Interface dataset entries
══════════
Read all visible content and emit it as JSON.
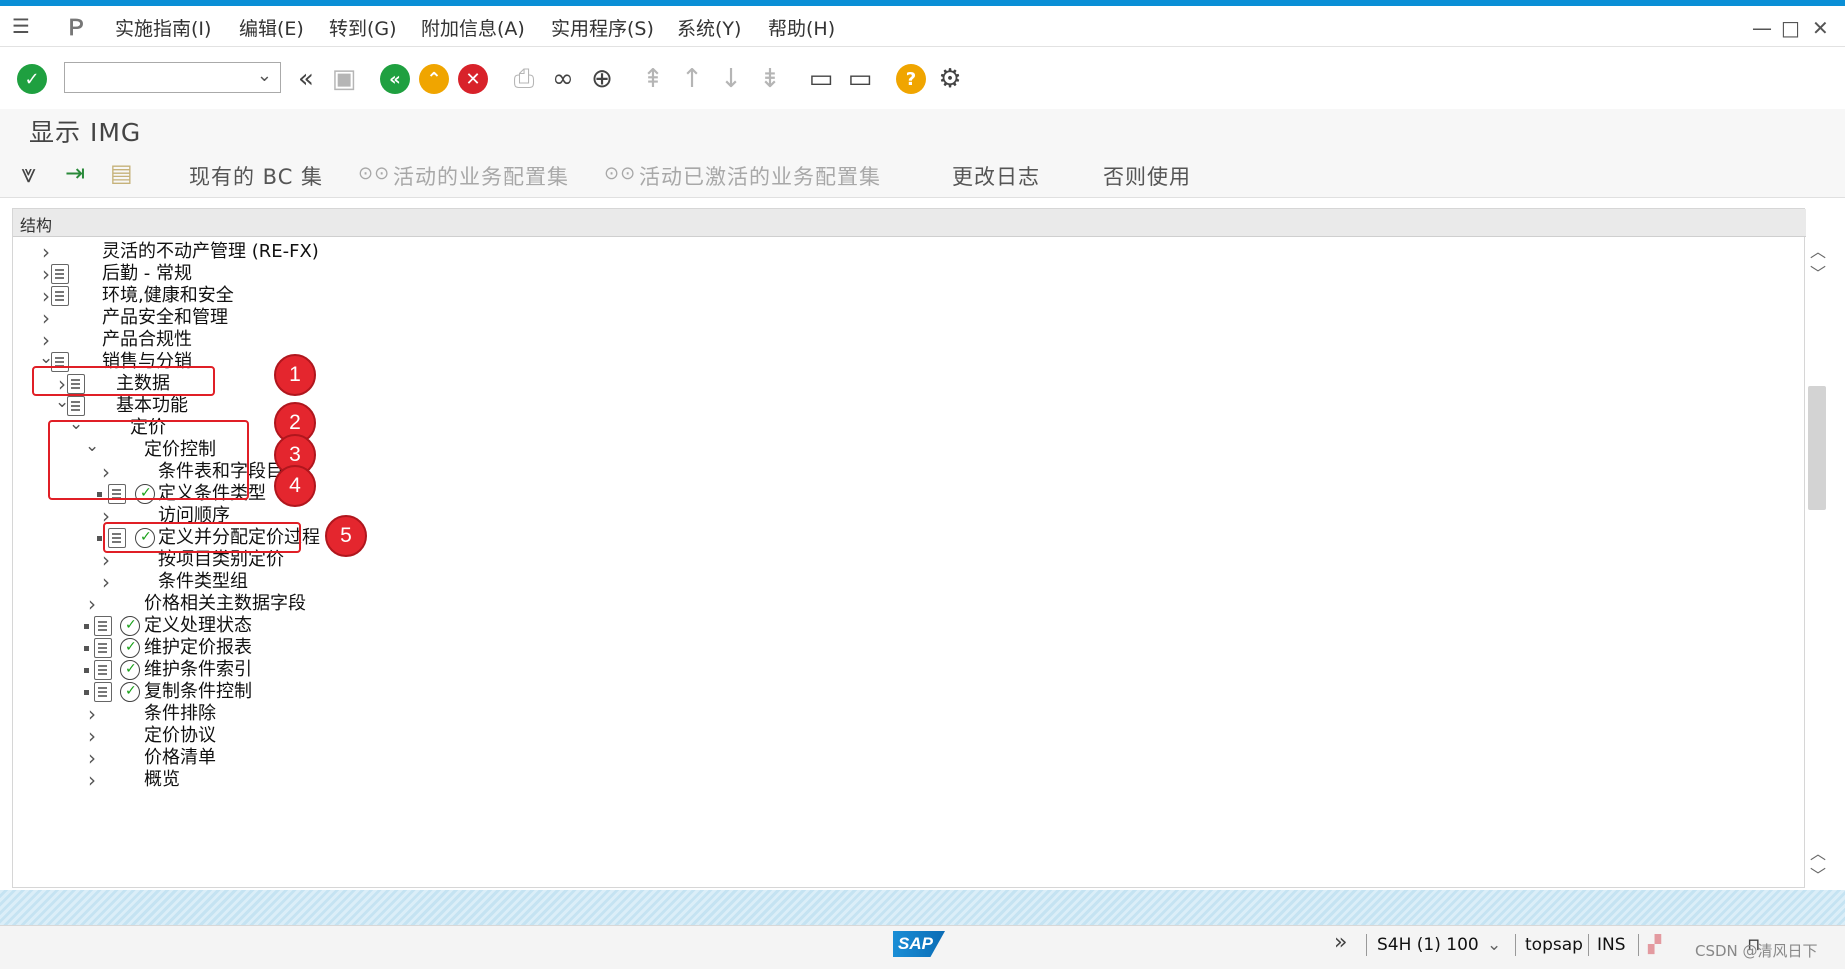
{
  "menubar": {
    "items": [
      "实施指南(I)",
      "编辑(E)",
      "转到(G)",
      "附加信息(A)",
      "实用程序(S)",
      "系统(Y)",
      "帮助(H)"
    ]
  },
  "header": {
    "title": "显示 IMG"
  },
  "app_toolbar": {
    "buttons": [
      {
        "label": "现有的 BC 集",
        "enabled": true
      },
      {
        "label": "活动的业务配置集",
        "enabled": false
      },
      {
        "label": "活动已激活的业务配置集",
        "enabled": false
      },
      {
        "label": "更改日志",
        "enabled": true
      },
      {
        "label": "否则使用",
        "enabled": true
      }
    ]
  },
  "tree": {
    "header": "结构",
    "rows": [
      {
        "label": "灵活的不动产管理 (RE-FX)",
        "level": 0,
        "expander": "collapsed",
        "doc": false,
        "clock": false
      },
      {
        "label": "后勤 - 常规",
        "level": 0,
        "expander": "collapsed",
        "doc": true,
        "clock": false
      },
      {
        "label": "环境,健康和安全",
        "level": 0,
        "expander": "collapsed",
        "doc": true,
        "clock": false
      },
      {
        "label": "产品安全和管理",
        "level": 0,
        "expander": "collapsed",
        "doc": false,
        "clock": false
      },
      {
        "label": "产品合规性",
        "level": 0,
        "expander": "collapsed",
        "doc": false,
        "clock": false
      },
      {
        "label": "销售与分销",
        "level": 0,
        "expander": "expanded",
        "doc": true,
        "clock": false
      },
      {
        "label": "主数据",
        "level": 1,
        "expander": "collapsed",
        "doc": true,
        "clock": false
      },
      {
        "label": "基本功能",
        "level": 1,
        "expander": "expanded",
        "doc": true,
        "clock": false
      },
      {
        "label": "定价",
        "level": 2,
        "expander": "expanded",
        "doc": false,
        "clock": false
      },
      {
        "label": "定价控制",
        "level": 3,
        "expander": "expanded",
        "doc": false,
        "clock": false
      },
      {
        "label": "条件表和字段目录",
        "level": 4,
        "expander": "collapsed",
        "doc": false,
        "clock": false
      },
      {
        "label": "定义条件类型",
        "level": 4,
        "expander": "leaf",
        "doc": true,
        "clock": true
      },
      {
        "label": "访问顺序",
        "level": 4,
        "expander": "collapsed",
        "doc": false,
        "clock": false
      },
      {
        "label": "定义并分配定价过程",
        "level": 4,
        "expander": "leaf",
        "doc": true,
        "clock": true
      },
      {
        "label": "按项目类别定价",
        "level": 4,
        "expander": "collapsed",
        "doc": false,
        "clock": false
      },
      {
        "label": "条件类型组",
        "level": 4,
        "expander": "collapsed",
        "doc": false,
        "clock": false
      },
      {
        "label": "价格相关主数据字段",
        "level": 3,
        "expander": "collapsed",
        "doc": false,
        "clock": false
      },
      {
        "label": "定义处理状态",
        "level": 3,
        "expander": "leaf",
        "doc": true,
        "clock": true
      },
      {
        "label": "维护定价报表",
        "level": 3,
        "expander": "leaf",
        "doc": true,
        "clock": true
      },
      {
        "label": "维护条件索引",
        "level": 3,
        "expander": "leaf",
        "doc": true,
        "clock": true
      },
      {
        "label": "复制条件控制",
        "level": 3,
        "expander": "leaf",
        "doc": true,
        "clock": true
      },
      {
        "label": "条件排除",
        "level": 3,
        "expander": "collapsed",
        "doc": false,
        "clock": false
      },
      {
        "label": "定价协议",
        "level": 3,
        "expander": "collapsed",
        "doc": false,
        "clock": false
      },
      {
        "label": "价格清单",
        "level": 3,
        "expander": "collapsed",
        "doc": false,
        "clock": false
      },
      {
        "label": "概览",
        "level": 3,
        "expander": "collapsed",
        "doc": false,
        "clock": false
      }
    ]
  },
  "annotations": [
    "1",
    "2",
    "3",
    "4",
    "5"
  ],
  "statusbar": {
    "logo": "SAP",
    "system": "S4H (1) 100",
    "user": "topsap",
    "mode": "INS",
    "watermark": "CSDN @清风日下"
  },
  "colors": {
    "accent": "#0a8fd6",
    "annotation_red": "#e4262e",
    "enter_green": "#1fa040",
    "nav_orange": "#f0a500",
    "cancel_red": "#d8222a"
  }
}
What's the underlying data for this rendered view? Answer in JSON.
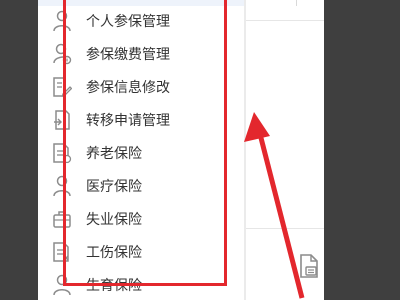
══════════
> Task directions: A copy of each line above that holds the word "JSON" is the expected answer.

> Response box:
Read all visible content and emit it as JSON.
What's the underlying data for this rendered view? Answer in JSON.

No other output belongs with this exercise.